Aim of the exercise: How many lines of the listing below contain the word "Brand"? Reply with that number alone.

Extracted material:
Content starts
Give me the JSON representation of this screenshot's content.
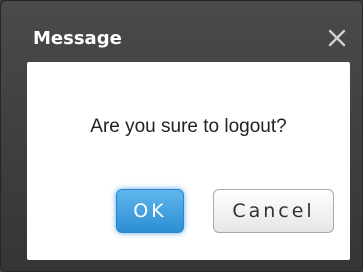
{
  "dialog": {
    "title": "Message",
    "message": "Are you sure to logout?",
    "ok_label": "OK",
    "cancel_label": "Cancel",
    "close_icon": "close-icon"
  },
  "colors": {
    "titlebar": "#3f3f3f",
    "ok_button": "#3a9ae0",
    "body": "#ffffff"
  }
}
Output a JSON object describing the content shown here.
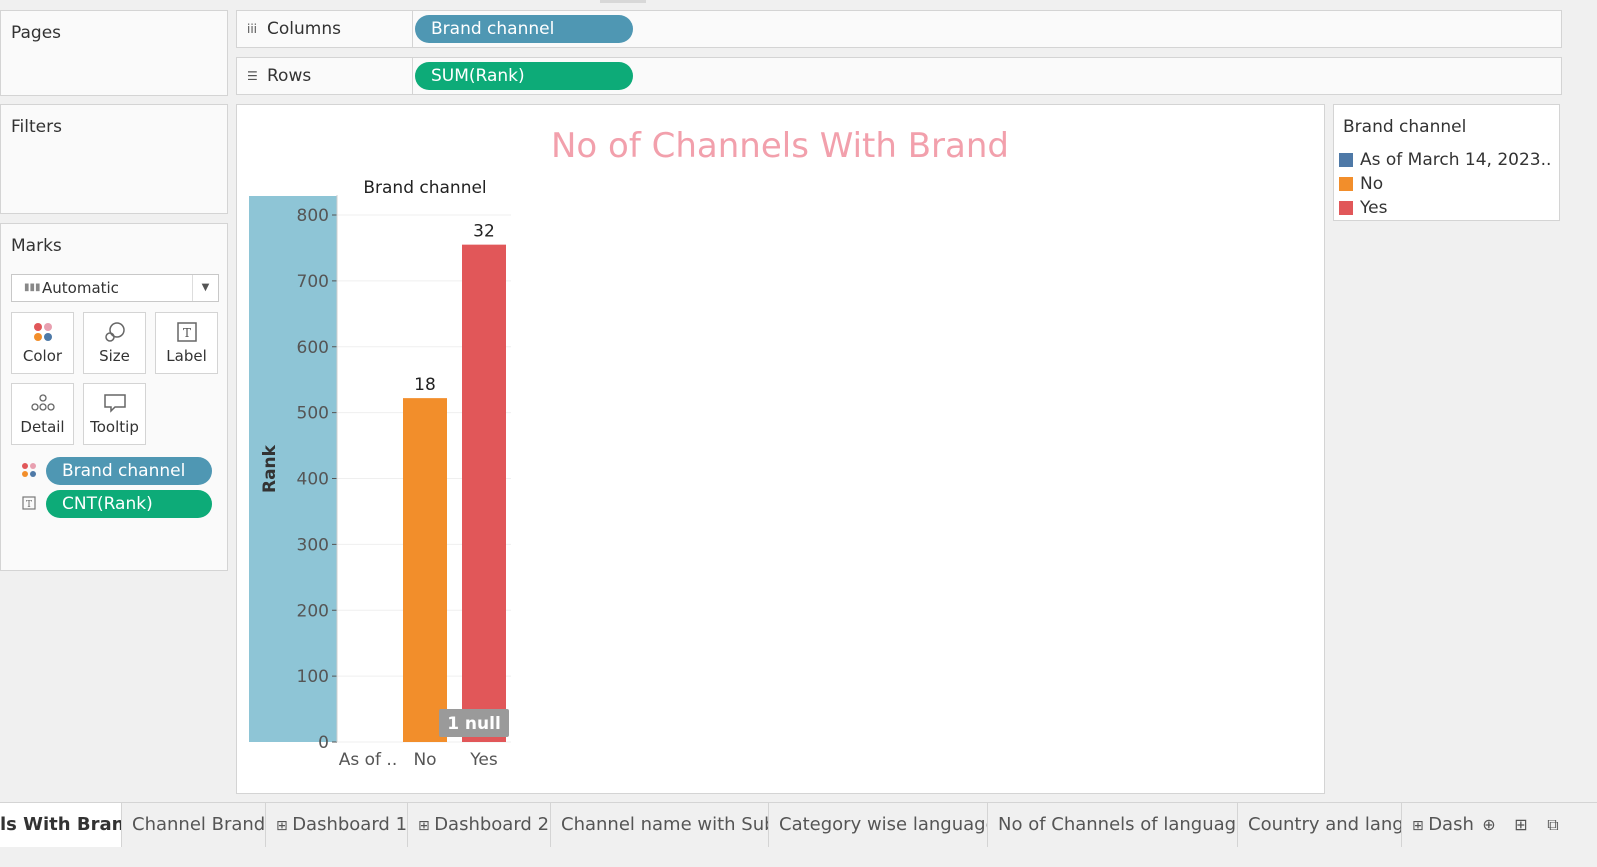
{
  "pages": {
    "title": "Pages"
  },
  "filters": {
    "title": "Filters"
  },
  "shelves": {
    "columns": {
      "label": "Columns",
      "icon": "columns-icon",
      "pill": "Brand channel"
    },
    "rows": {
      "label": "Rows",
      "icon": "rows-icon",
      "pill": "SUM(Rank)"
    }
  },
  "marks": {
    "title": "Marks",
    "type": "Automatic",
    "buttons": [
      {
        "label": "Color",
        "icon": "color-icon"
      },
      {
        "label": "Size",
        "icon": "size-icon"
      },
      {
        "label": "Label",
        "icon": "label-icon"
      },
      {
        "label": "Detail",
        "icon": "detail-icon"
      },
      {
        "label": "Tooltip",
        "icon": "tooltip-icon"
      }
    ],
    "pills": [
      {
        "label": "Brand channel",
        "icon": "color-icon",
        "color": "#4f97b3"
      },
      {
        "label": "CNT(Rank)",
        "icon": "label-icon",
        "color": "#0dab78"
      }
    ]
  },
  "chart_data": {
    "type": "bar",
    "title": "No of Channels With Brand",
    "column_header": "Brand channel",
    "ylabel": "Rank",
    "ylim": [
      0,
      800
    ],
    "yticks": [
      0,
      100,
      200,
      300,
      400,
      500,
      600,
      700,
      800
    ],
    "categories": [
      "As of ..",
      "No",
      "Yes"
    ],
    "values": [
      null,
      522,
      755
    ],
    "labels": [
      "",
      "18",
      "32"
    ],
    "colors": [
      "#4e79a7",
      "#f28e2b",
      "#e15759"
    ],
    "null_indicator": "1 null",
    "grid": true
  },
  "legend": {
    "title": "Brand channel",
    "items": [
      {
        "label": "As of March 14, 2023..",
        "color": "#4e79a7"
      },
      {
        "label": "No",
        "color": "#f28e2b"
      },
      {
        "label": "Yes",
        "color": "#e15759"
      }
    ]
  },
  "tabs": [
    {
      "label": "ls With Brand",
      "active": true
    },
    {
      "label": "Channel Brand"
    },
    {
      "label": "Dashboard 1",
      "icon": "dashboard-icon"
    },
    {
      "label": "Dashboard 2",
      "icon": "dashboard-icon"
    },
    {
      "label": "Channel name with Sub"
    },
    {
      "label": "Category wise language"
    },
    {
      "label": "No of Channels of language"
    },
    {
      "label": "Country and lang"
    },
    {
      "label": "Dashl",
      "icon": "dashboard-icon"
    }
  ]
}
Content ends
Answer to this problem: 7